Jafar Osafi, who is one of three journalists who remain in detention after the 2020 crackdown, ran a religious commentary and discussion channel on Telegram called “QandA with Sunnis.” He was arrested in his own home in June 2020, and has since been moved to Urmia prison, where the CPJ said he remains.

The committee said: “Iranian authorities must stop imprisoning and harassing Kurdish and other minority journalists, and should allow all members of the press to cover the news freely.”

According to Amnesty International, Iran’s ethnic minorities face “entrenched discrimination, curtailing their access to education, employment, adequate housing and political office.

“Members of minorities who spoke out against violations or demanded a degree of regional self-government were subjected to arbitrary detention, torture and other ill-treatment.
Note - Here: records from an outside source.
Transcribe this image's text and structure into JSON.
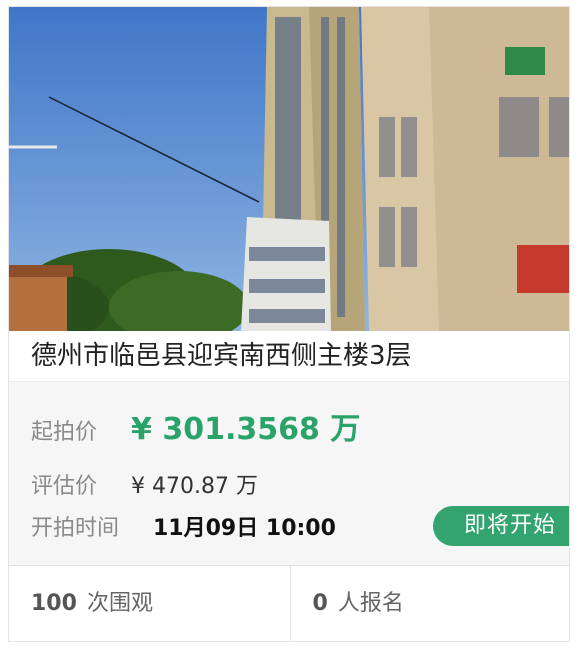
{
  "listing": {
    "title": "德州市临邑县迎宾南西侧主楼3层",
    "start_price_label": "起拍价",
    "start_price_value": "¥ 301.3568 万",
    "eval_price_label": "评估价",
    "eval_price_value": "¥ 470.87 万",
    "start_time_label": "开拍时间",
    "start_time_value": "11月09日 10:00",
    "status_badge": "即将开始"
  },
  "stats": {
    "views_count": "100",
    "views_label": "次围观",
    "signups_count": "0",
    "signups_label": "人报名"
  },
  "colors": {
    "accent_green": "#2aa36b",
    "badge_green": "#33a36f"
  }
}
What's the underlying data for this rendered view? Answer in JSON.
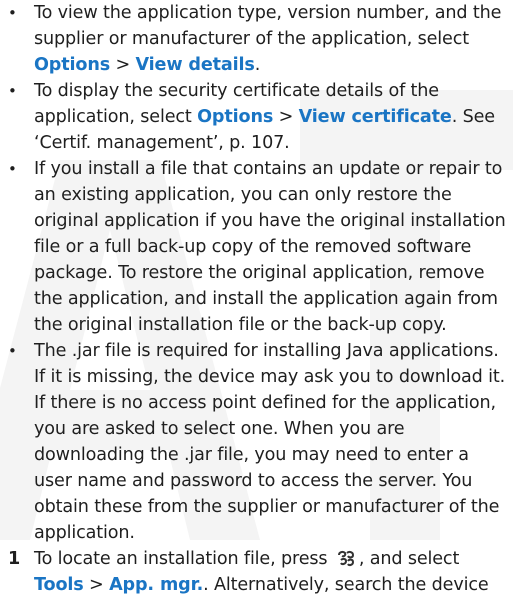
{
  "items": [
    {
      "marker": "•",
      "t1": "To view the application type, version number, and the supplier or manufacturer of the application, select ",
      "b1": "Options",
      "t2": " > ",
      "b2": "View details",
      "t3": "."
    },
    {
      "marker": "•",
      "t1": "To display the security certificate details of the application, select ",
      "b1": "Options",
      "t2": " > ",
      "b2": "View certificate",
      "t3": ". See ‘Certif. management’, p. 107."
    },
    {
      "marker": "•",
      "text": "If you install a file that contains an update or repair to an existing application, you can only restore the original application if you have the original installation file or a full back-up copy of the removed software package. To restore the original application, remove the application, and install the application again from the original installation file or the back-up copy."
    },
    {
      "marker": "•",
      "text": "The .jar file is required for installing Java applications. If it is missing, the device may ask you to download it. If there is no access point defined for the application, you are asked to select one. When you are downloading the .jar file, you may need to enter a user name and password to access the server. You obtain these from the supplier or manufacturer of the application."
    },
    {
      "marker": "1",
      "t1": "To locate an installation file, press ",
      "icon": "menu-key-icon",
      "t2": ", and select ",
      "b1": "Tools",
      "t3": " > ",
      "b2": "App. mgr.",
      "t4": ". Alternatively, search the device"
    }
  ],
  "colors": {
    "link": "#1a75c4",
    "text": "#1f1f1f",
    "watermark": "#f2f2f2"
  }
}
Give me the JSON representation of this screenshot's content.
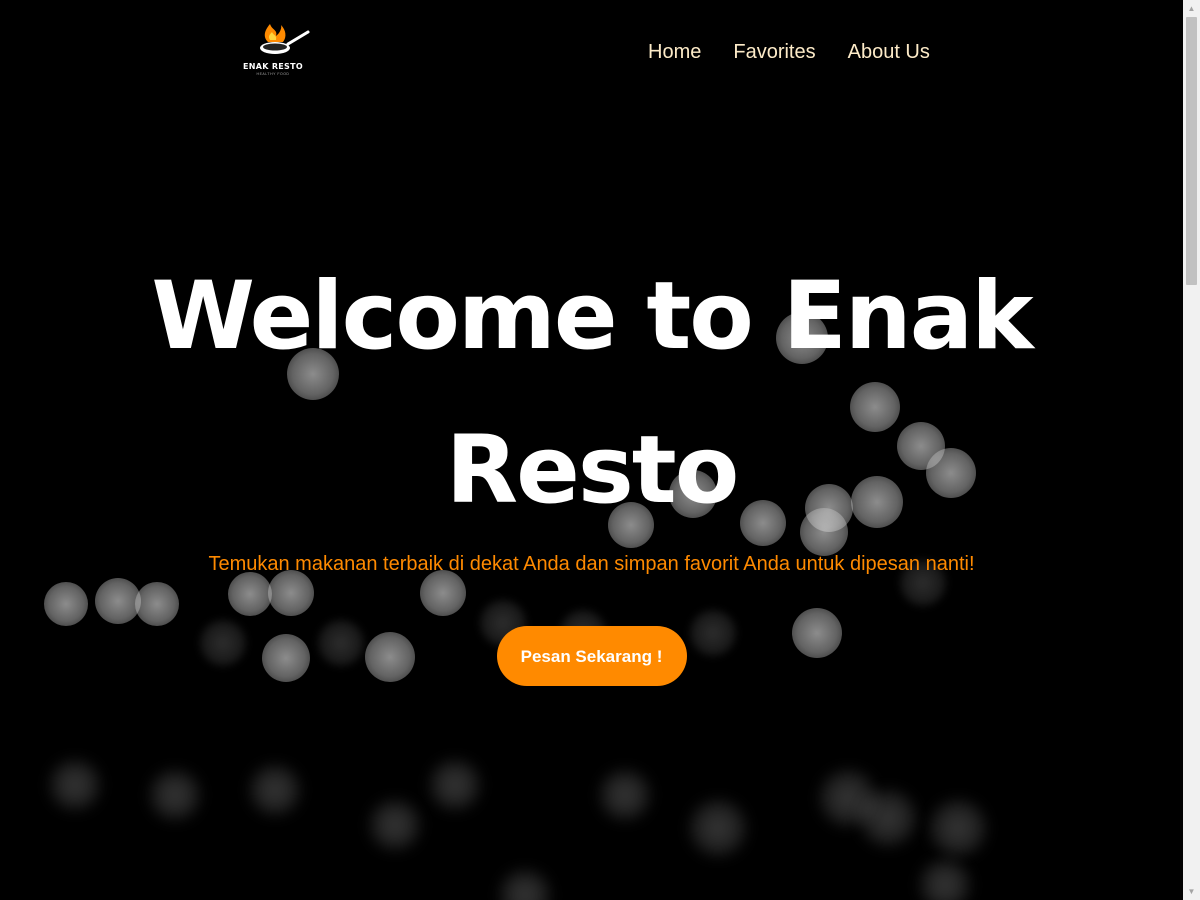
{
  "brand": {
    "name": "ENAK RESTO",
    "tagline": "HEALTHY FOOD",
    "logo_icon": "flaming-pan-icon"
  },
  "nav": {
    "items": [
      {
        "label": "Home"
      },
      {
        "label": "Favorites"
      },
      {
        "label": "About Us"
      }
    ]
  },
  "hero": {
    "title": "Welcome to Enak Resto",
    "subtitle": "Temukan makanan terbaik di dekat Anda dan simpan favorit Anda untuk dipesan nanti!",
    "cta_label": "Pesan Sekarang !"
  },
  "colors": {
    "accent": "#ff8a00",
    "nav_text": "#fdebc8",
    "background": "#000000",
    "title": "#ffffff"
  }
}
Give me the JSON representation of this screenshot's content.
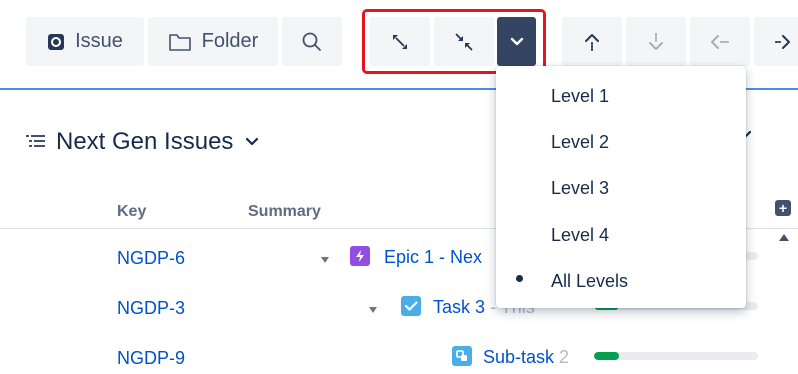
{
  "toolbar": {
    "issue_label": "Issue",
    "folder_label": "Folder"
  },
  "title": {
    "text": "Next Gen Issues"
  },
  "table": {
    "columns": [
      "Key",
      "Summary"
    ],
    "rows": [
      {
        "key": "NGDP-6",
        "type": "epic",
        "summary": "Epic 1 - Nex",
        "summary_hidden": "",
        "progress": 0.0
      },
      {
        "key": "NGDP-3",
        "type": "task",
        "summary": "Task 3",
        "summary_hidden": " - This",
        "progress": 0.15
      },
      {
        "key": "NGDP-9",
        "type": "subtask",
        "summary": "Sub-task",
        "summary_hidden": " 2",
        "progress": 0.15
      }
    ]
  },
  "dropdown": {
    "items": [
      "Level 1",
      "Level 2",
      "Level 3",
      "Level 4",
      "All Levels"
    ],
    "selected": "All Levels"
  },
  "colors": {
    "highlight": "#e5141e",
    "accent_line": "#4a90d9",
    "link": "#0052cc",
    "epic": "#904ee2",
    "task": "#4bade8",
    "progress": "#00a04f"
  }
}
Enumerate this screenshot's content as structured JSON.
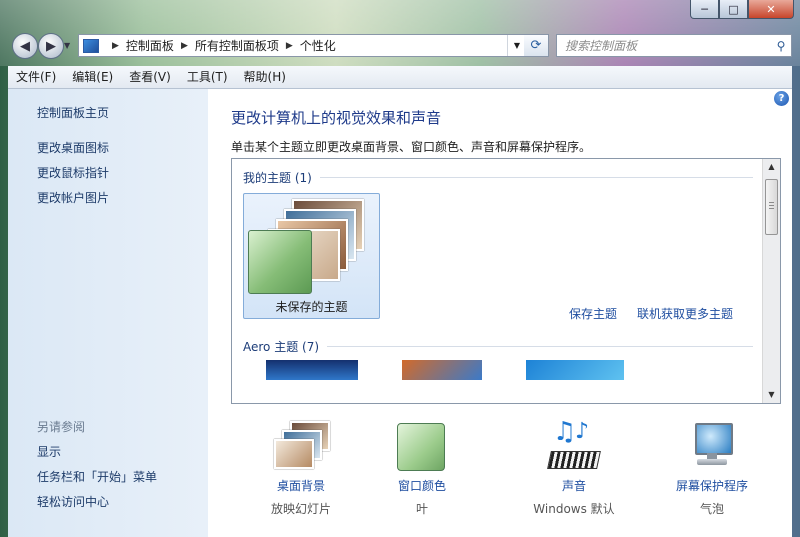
{
  "window": {
    "caption": {
      "minimize": "─",
      "maximize": "□",
      "close": "✕"
    }
  },
  "nav": {
    "back_icon": "back-arrow-icon",
    "forward_icon": "forward-arrow-icon",
    "breadcrumbs": [
      "控制面板",
      "所有控制面板项",
      "个性化"
    ],
    "search_placeholder": "搜索控制面板"
  },
  "menu": [
    "文件(F)",
    "编辑(E)",
    "查看(V)",
    "工具(T)",
    "帮助(H)"
  ],
  "sidebar": {
    "home": "控制面板主页",
    "links": [
      "更改桌面图标",
      "更改鼠标指针",
      "更改帐户图片"
    ],
    "see_also_heading": "另请参阅",
    "see_also": [
      "显示",
      "任务栏和「开始」菜单",
      "轻松访问中心"
    ]
  },
  "main": {
    "title": "更改计算机上的视觉效果和声音",
    "subtitle": "单击某个主题立即更改桌面背景、窗口颜色、声音和屏幕保护程序。",
    "my_themes_heading": "我的主题 (1)",
    "unsaved_theme": "未保存的主题",
    "save_theme": "保存主题",
    "get_more_online": "联机获取更多主题",
    "aero_heading": "Aero 主题 (7)"
  },
  "bottom": [
    {
      "title": "桌面背景",
      "value": "放映幻灯片",
      "icon": "desktop-background-icon"
    },
    {
      "title": "窗口颜色",
      "value": "叶",
      "icon": "window-color-icon"
    },
    {
      "title": "声音",
      "value": "Windows 默认",
      "icon": "sound-icon"
    },
    {
      "title": "屏幕保护程序",
      "value": "气泡",
      "icon": "screensaver-icon"
    }
  ],
  "colors": {
    "link": "#1f4ea0",
    "title": "#1e3a8a",
    "selection": "#d3e4f7",
    "sidebar": "#dbe8f5"
  }
}
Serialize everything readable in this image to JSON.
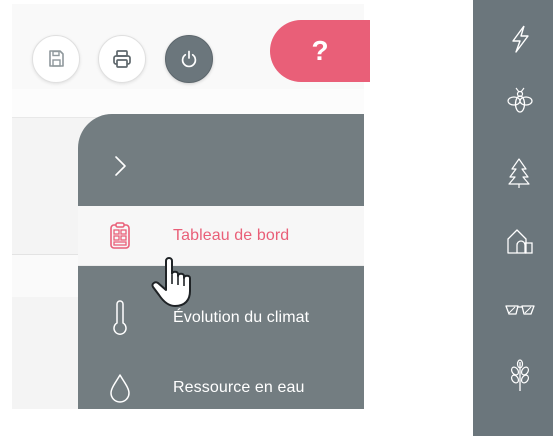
{
  "toolbar": {
    "save_icon": "floppy-disk-icon",
    "print_icon": "printer-icon",
    "power_icon": "power-icon",
    "help_label": "?"
  },
  "drawer": {
    "toggle_icon": "chevron-right-icon",
    "items": [
      {
        "label": "Tableau de bord",
        "icon": "dashboard-icon",
        "active": true
      },
      {
        "label": "Évolution du climat",
        "icon": "thermometer-icon",
        "active": false
      },
      {
        "label": "Ressource en eau",
        "icon": "water-drop-icon",
        "active": false
      }
    ]
  },
  "right_rail": {
    "items": [
      {
        "icon": "lightning-icon"
      },
      {
        "icon": "bee-icon"
      },
      {
        "icon": "trees-icon"
      },
      {
        "icon": "house-icon"
      },
      {
        "icon": "glasses-icon"
      },
      {
        "icon": "wheat-icon"
      }
    ]
  },
  "colors": {
    "accent": "#e95f78",
    "drawer_bg": "#737d81",
    "rail_bg": "#6b767c",
    "active_bg": "#f7f7f7"
  }
}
The authorities criminalized peaceful advocacy of separatism or federalism and accused minority rights activists of threatening Iran’s territorial integrity.”


Egypt delegation in Tel Aviv for cease-fire talks

Egypt delegation in Tel Aviv for cease-fire talks
Updated 13 May 2021

Egypt delegation in Tel Aviv for cease-fire talks

Egypt delegation in Tel Aviv for cease-fire talks
  • An Egyptian delegation is negotiating a cease-fire with Israeli and Hamas officials
  • Egypt has played a mediating role in the past between the sides

CAIRO: An Egyptian delegation is in Tel Aviv for talks with Israeli officials as part of efforts to negotiate a cease-fire in the escalating conflict with Gaza, Egyptian intelligence officials said Thursday.
The two officials spoke on condition of anonymity because they were not allowed to brief the media. The same delegation met with Hamas officials in the Gaza Strip first, they said, and crossed into Israel by land. Egypt has played a mediating role in the past between the sides.
Late Wednesday, Egypt’s foreign minister, Sameh Shukry, condemned Israeli attacks on Palestinian territory in a phone call with his Israeli counterpart, Gabi Ashkenazi. He said it was important for both sides to avoid escalation and resorting to military means, according to a readout of the call.


Oman to end COVID-19 curfew for individuals and vehicles

Oman to end COVID-19 curfew for individuals and vehicles
Updated 13 May 2021

Oman to end COVID-19 curfew for individuals and vehicles

Oman to end COVID-19 curfew for individuals and vehicles

DUBAI: Individuals and vehicles will no longer be subject to curfews starting on Saturday, after Oman’s COVID-19 Supreme Committee issued on Thursday a list of changes in restrictions.

The Committee also issued a ban on hosting any commercial activities inside stores between 8pm and 4am daily limiting the service to delivery. Groceries and supermarkets are exempt.

Moreover, the Supreme Committee maintained that within the hours of operation, stores, outlets, malls, restaurants and cafes will be permitted to accommodate up to 50 percent only.

The Committee also re-activated its decision to have only half of public sector employees reporting to work meanwhile the remaining will work remotely.